ShareFacebookTwitterPinterestWhatsappMailOrhttps://www.archdaily.com/883445/black-box-ii-natalie-dionne-architecture Clipboard CopyHouses, Extension•Montreal, Canada Manufacturers: Swisspearl, Montréal-les-Bains, Sistemalux Canada Natalie Dionne ArchDaily “COPY” “COPY” Photographs: Raphaël Thibodeau Manufacturers Brands with products used in this architecture project Projects Area: 2130 ft² Year Completion year of this architecture project Products used in this ProjectFiber Cements / CementsSwisspearlSwisspearl Largo Fiber Cement PanelsSystems / Prefabricated PanelsSwisspearlPerforated & Engraved PanelsContractor:Pierre AubinEngineer:Aldrin SalpunariuCabinetmaker:Pixel&scieDesign Team:Natalie Dionne, Ariane Côté-Bélisle, Martin Laneuville, Corinne DeleersCity:MontrealCountry:CanadaMore SpecsLess SpecsSave this picture!© Raphaël ThibodeauText description provided by the architects. BLACK BOX II is the latest in a series of tiny additions impacting existing architecture in a big way. Conceived as a jewelry box, large openings blur the interior/exterior boundary, revealing its treasure of fine cabinetmaking work within through the playful use of complementary surface materials. The BLACK BOX II addition is covered with large plates of iridescent, black fiber cement board, with a perforated motif for the loggia, finely assembled with matching rivets. In contrast, blond wood and light porcelain and ceramics, illuminate the interior. When large windows fold open to incorporate the garden into the home, interior and exterior materials interact to connect spaces. Inside, oak wood paneling covers the walls and ceiling of the shed, while a lattice of western red cedar lines the exterior alcove.Save this picture!© Raphaël ThibodeauThe slate slabs of the terrace adjoin the concrete-like porcelain floor of the kitchen. Heritage of the past, the original oak wood floor of the dining room, preserved and restored, set the tone. The kitchen island, made of solid oak, stands monumentally in the center and serves as an altar to daily rituals. At the perimeter stands, more soberly, white or black furniture and cabinetry.
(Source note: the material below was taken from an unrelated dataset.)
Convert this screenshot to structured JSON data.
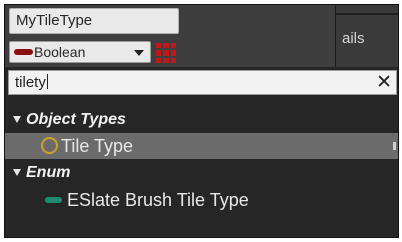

This project is a plea for constructive art, recognizing the complicity between the architect, the builders, and the owners, all actively involved in the search for quality, both technical and aesthetic. The art of architecture manifests itself here in all its dimensions.Save this picture!Ground Floor PlanSave this picture!© Raphaël ThibodeauSave this picture!Upper Floor PlanSave this picture!© Raphaël ThibodeauThis semi-detached townhouse, made of red clay brick, is typical of Westmount and the Notre-Dame-de-Grâce borough of Montreal. Through the reconfiguration of outdated internal divisions and the grafting of two black volumes in juxtaposition, the pre-existing architecture is enhanced and transformed to better reflect the modern lifestyle and aspirations of its inhabitants. We are always striving to strike the right balance between new and old in order to create a coherent whole, preserving the authenticity of the existing details while affirming the contemporaneity of our interventions.Save this picture!© Raphaël ThibodeauProject gallerySee allShow lessLe Corbusier’s Pavillon de l’Esprit Nouveau Named One of “20 Designs That Defined th…Architecture News15 Facades That Push Conventional Limits: The Best Photos of the WeekArticles Share Year: 2017 BLACK BOX II / Natalie Dionne Architecture BLACK BOX II / Natalie Dionne ArchitectureSave this projectSaveBLACK BOX II / Natalie Dionne Architecture Lead Architect: Save this picture!© Raphaël Thibodeau+ 23 Share ShareFacebookTwitterPinterestWhatsappMailOrhttps://www.archdaily.com/883445/black-box-ii-natalie-dionne-architecture Clipboard Architects: Natalie Dionne Architecture Area Area of this architecture project Houses Products translation missing: en-US.post.svg.material_description CopyAbout this officeNatalie Dionne ArchitectureOfficeFollowProductsWoodSteel#TagsProjectsBuilt ProjectsSelected ProjectsResidential ArchitectureHousesRefurbishmentExtensionMontrealCanadaPublished on November 12, 2017Cite: “BLACK BOX II / Natalie Dionne Architecture” 12 Nov 2017. ArchDaily. Accessed 11 Jun 2021.